close to earth? i'm here with paul, a research astronomer with nasa's near-earth object program. paul, let's get this out of the way. does this threaten earth? is it going to impact earth? >> no, we've been tracking this closely for a year and we know it will not hit the earth. >> what about the satellites? could it threaten the satellites out there? >> it is coming within the ring of tv satellites, but it's fairly far away from the majority, the beehive of satellites close to the earth, so we think that hitting a satellite is a very rare oprtunity. we don't think this will happen. >> all right, paul. good luck monitoring it and we'll be watching it closely. what paul and the others here tell us is you're not going to be able to see this with the naked eye. you'll need a telescope, at least in the northern hemisphere to see this and you'll have to wait until after sunset on friday because the asteroid will be moving away from earth at a very rapid rate of speet. they'll be using that tracking antenna to get a visual of the asteroid and measure its depth and its length. they only know

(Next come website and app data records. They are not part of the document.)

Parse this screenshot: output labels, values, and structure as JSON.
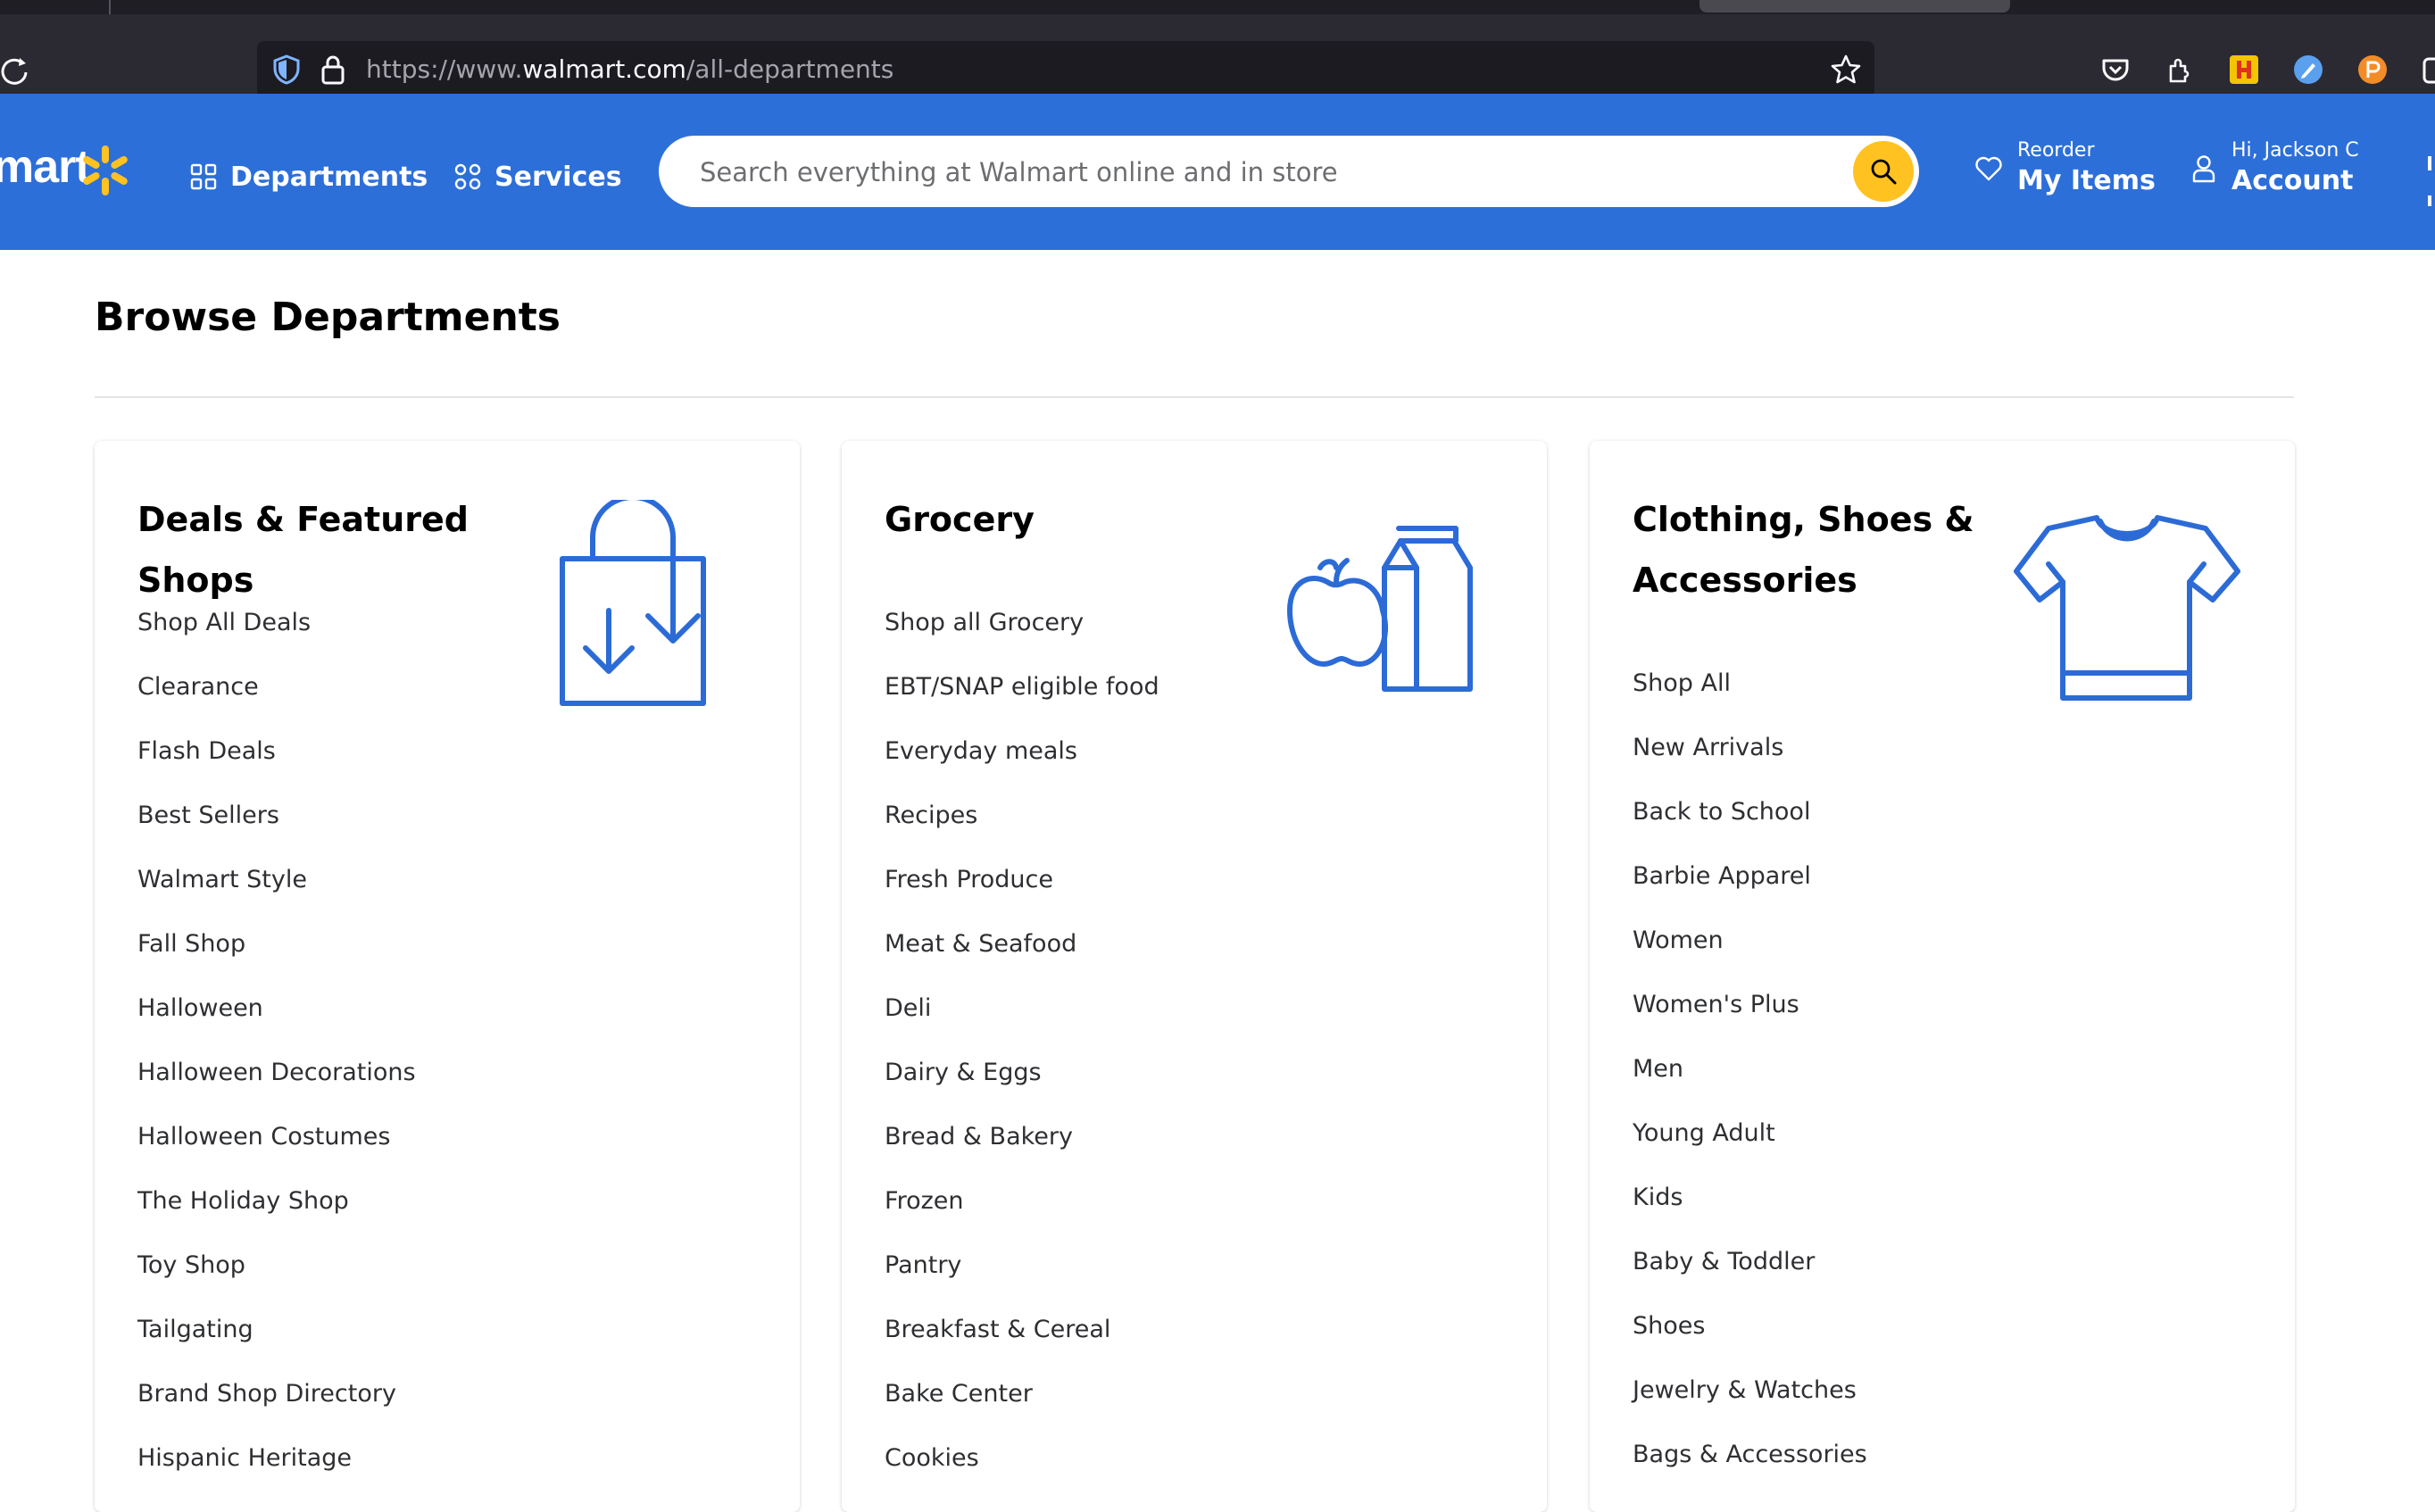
{
  "browser": {
    "url_prefix": "https://www.",
    "url_domain": "walmart.com",
    "url_path": "/all-departments"
  },
  "header": {
    "logo_text": "mart",
    "departments_label": "Departments",
    "services_label": "Services",
    "search_placeholder": "Search everything at Walmart online and in store",
    "reorder_small": "Reorder",
    "reorder_big": "My Items",
    "account_small": "Hi, Jackson C",
    "account_big": "Account"
  },
  "page": {
    "title": "Browse Departments"
  },
  "colors": {
    "walmart_blue": "#2d6fd9",
    "spark_yellow": "#ffc220",
    "icon_blue": "#2c6bd6"
  },
  "cards": [
    {
      "title": "Deals & Featured Shops",
      "icon": "shopping-bag-icon",
      "links": [
        "Shop All Deals",
        "Clearance",
        "Flash Deals",
        "Best Sellers",
        "Walmart Style",
        "Fall Shop",
        "Halloween",
        "Halloween Decorations",
        "Halloween Costumes",
        "The Holiday Shop",
        "Toy Shop",
        "Tailgating",
        "Brand Shop Directory",
        "Hispanic Heritage"
      ]
    },
    {
      "title": "Grocery",
      "icon": "apple-milk-icon",
      "links": [
        "Shop all Grocery",
        "EBT/SNAP eligible food",
        "Everyday meals",
        "Recipes",
        "Fresh Produce",
        "Meat & Seafood",
        "Deli",
        "Dairy & Eggs",
        "Bread & Bakery",
        "Frozen",
        "Pantry",
        "Breakfast & Cereal",
        "Bake Center",
        "Cookies"
      ]
    },
    {
      "title": "Clothing, Shoes & Accessories",
      "icon": "tshirt-icon",
      "links": [
        "Shop All",
        "New Arrivals",
        "Back to School",
        "Barbie Apparel",
        "Women",
        "Women's Plus",
        "Men",
        "Young Adult",
        "Kids",
        "Baby & Toddler",
        "Shoes",
        "Jewelry & Watches",
        "Bags & Accessories"
      ]
    }
  ]
}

russia and nasa is at this minute tracking an asteroid that is set to fly by earth in about five minutes. the closest to earth. about five minutes from now. join our conversation on twitter. you can find out @tamronhall and my team is at @newsnation. stop! stop! stop! come back here! humans -- we are beautifully imperfect creatures living in an imperfect world. that's why liberty mutual insurance has your back with great ideas like our optional better car replacement. if your car is totaled, we give you the money to buy one a model year newer. call... and ask one of our insurance experts about it today. hello?! we believe our customers do their best out there in the world, and we do everything we can to be there for them when they need us. [car alarm blaring] call now and also ask about our 24/7 support and service. call... and lock in your rate for 12 months today. liberty mutual insurance. responsibility. what's your policy? i just served my mother-in-law your chicken noodle soup but she loved it so much... i told her it was homemade. everyone tells a little white lie now and then. but
Search Results 0 to 49 of about 82 (some duplicates have been removed)